There are over 50,000 Muslims living in Queens county, according to some estimates.
Muhammadi Community Center is an institution involved with its community and hosts various open events, like the Free Legal Clinic for the Jackson Heights Community.
The official start of the campaign will be announced during a celebratory event at the Jackson Heights center on April 22, Qayyoom told CP.
Not everyone is enthusiastic about Qayyoom's initiative. Abdul Karim Bangura, Professor of Research Methodology and Political Science at Howard University, is skeptical about the chances such an initiative might have.
Qayyoom is free to exercise his constitutional right to lobby the lawmakers, he told CP via email, however, "whether or not the United States is ready for this is another issue altogether.

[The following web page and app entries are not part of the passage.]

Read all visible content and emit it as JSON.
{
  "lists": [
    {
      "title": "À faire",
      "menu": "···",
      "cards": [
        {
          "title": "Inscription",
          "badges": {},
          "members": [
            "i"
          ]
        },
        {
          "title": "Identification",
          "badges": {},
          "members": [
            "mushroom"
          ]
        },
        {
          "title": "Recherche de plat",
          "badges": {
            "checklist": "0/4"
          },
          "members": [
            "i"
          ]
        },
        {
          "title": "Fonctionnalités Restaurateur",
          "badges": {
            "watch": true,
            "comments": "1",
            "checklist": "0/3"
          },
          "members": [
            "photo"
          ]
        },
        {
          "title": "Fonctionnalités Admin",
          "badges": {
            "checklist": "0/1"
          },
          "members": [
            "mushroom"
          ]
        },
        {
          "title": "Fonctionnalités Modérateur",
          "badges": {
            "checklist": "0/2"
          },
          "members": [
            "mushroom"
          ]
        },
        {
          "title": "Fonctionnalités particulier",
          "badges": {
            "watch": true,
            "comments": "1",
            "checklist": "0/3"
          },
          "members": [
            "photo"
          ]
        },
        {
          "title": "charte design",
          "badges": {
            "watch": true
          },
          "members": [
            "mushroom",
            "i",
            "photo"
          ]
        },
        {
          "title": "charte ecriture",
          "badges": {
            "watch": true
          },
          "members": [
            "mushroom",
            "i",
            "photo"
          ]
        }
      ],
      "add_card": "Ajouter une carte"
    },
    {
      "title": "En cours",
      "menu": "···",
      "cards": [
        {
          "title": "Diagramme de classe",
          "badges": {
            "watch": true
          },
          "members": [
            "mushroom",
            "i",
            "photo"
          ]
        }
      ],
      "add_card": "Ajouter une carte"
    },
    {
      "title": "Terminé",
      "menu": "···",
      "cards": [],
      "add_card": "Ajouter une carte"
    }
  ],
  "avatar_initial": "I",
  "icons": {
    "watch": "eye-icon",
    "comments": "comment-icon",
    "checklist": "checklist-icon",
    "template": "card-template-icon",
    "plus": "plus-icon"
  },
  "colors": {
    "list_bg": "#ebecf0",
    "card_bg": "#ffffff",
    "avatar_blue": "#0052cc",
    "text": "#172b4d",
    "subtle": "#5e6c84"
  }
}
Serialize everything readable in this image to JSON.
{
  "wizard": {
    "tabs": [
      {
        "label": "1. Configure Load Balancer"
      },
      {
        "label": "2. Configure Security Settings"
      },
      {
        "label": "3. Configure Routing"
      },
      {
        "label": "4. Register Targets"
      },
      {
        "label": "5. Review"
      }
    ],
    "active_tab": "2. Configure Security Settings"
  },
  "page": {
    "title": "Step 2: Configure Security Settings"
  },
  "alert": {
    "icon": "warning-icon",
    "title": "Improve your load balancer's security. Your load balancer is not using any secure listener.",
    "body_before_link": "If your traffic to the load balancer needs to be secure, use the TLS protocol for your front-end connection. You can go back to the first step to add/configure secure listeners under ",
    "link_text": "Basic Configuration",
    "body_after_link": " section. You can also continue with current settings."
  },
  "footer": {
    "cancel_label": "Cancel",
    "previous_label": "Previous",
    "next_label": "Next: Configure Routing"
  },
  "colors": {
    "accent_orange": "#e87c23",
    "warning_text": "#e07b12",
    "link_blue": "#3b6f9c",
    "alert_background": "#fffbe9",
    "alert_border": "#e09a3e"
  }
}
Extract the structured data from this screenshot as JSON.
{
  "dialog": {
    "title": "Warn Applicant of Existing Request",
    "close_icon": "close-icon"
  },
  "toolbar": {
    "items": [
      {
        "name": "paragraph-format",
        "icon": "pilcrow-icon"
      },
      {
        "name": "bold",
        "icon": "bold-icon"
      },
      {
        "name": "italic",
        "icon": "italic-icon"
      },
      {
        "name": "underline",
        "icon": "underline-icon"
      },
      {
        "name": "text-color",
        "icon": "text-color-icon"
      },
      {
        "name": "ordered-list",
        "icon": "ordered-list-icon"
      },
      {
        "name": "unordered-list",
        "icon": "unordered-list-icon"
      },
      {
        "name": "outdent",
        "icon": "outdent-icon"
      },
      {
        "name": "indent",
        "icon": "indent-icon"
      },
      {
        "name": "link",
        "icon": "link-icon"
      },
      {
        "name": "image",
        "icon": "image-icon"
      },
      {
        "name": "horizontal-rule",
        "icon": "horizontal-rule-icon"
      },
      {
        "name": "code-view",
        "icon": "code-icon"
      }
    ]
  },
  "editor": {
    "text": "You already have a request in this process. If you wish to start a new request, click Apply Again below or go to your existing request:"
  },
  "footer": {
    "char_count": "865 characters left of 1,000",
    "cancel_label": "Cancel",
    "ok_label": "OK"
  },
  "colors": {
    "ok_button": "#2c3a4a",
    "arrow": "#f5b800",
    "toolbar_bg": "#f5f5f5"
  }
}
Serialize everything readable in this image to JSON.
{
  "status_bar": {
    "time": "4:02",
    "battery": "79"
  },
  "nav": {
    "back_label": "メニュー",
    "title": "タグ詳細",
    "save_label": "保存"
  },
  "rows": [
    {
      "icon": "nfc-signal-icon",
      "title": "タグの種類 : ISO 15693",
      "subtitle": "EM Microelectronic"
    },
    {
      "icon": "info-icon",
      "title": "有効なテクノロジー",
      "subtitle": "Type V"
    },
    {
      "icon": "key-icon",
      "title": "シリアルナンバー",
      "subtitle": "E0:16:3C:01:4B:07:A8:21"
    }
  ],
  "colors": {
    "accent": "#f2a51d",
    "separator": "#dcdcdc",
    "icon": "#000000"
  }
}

My belief is that it is not going to happen."
Bangura, who is also a Researcher-In-Residence on Abrahamic Connections and Islamic Peace Studies at the Center of Global Peace at American University, also said he thinks the prophet Muhammad's birthday should not take priority as a national Muslim holiday.
The professor suggested that Muslims should be more concerned with getting a national holiday for Eid-ul-Fitr, which marks the end of Ramadan and a month of fasting for adherents, or Eid-ul-Adah, the end of the annual pilgrimage to Mecca, known as Hajj.
"I am also afraid that by making the birthday of Prophet Muhammad (PBUH) a national holiday, Muslims are edging toward what the Prophet (PBUH) had cautioned us against: that is, not to put him on a pedestal and begin to worship him, as he was only a messenger of Allah (SWT) who we should worship," he added.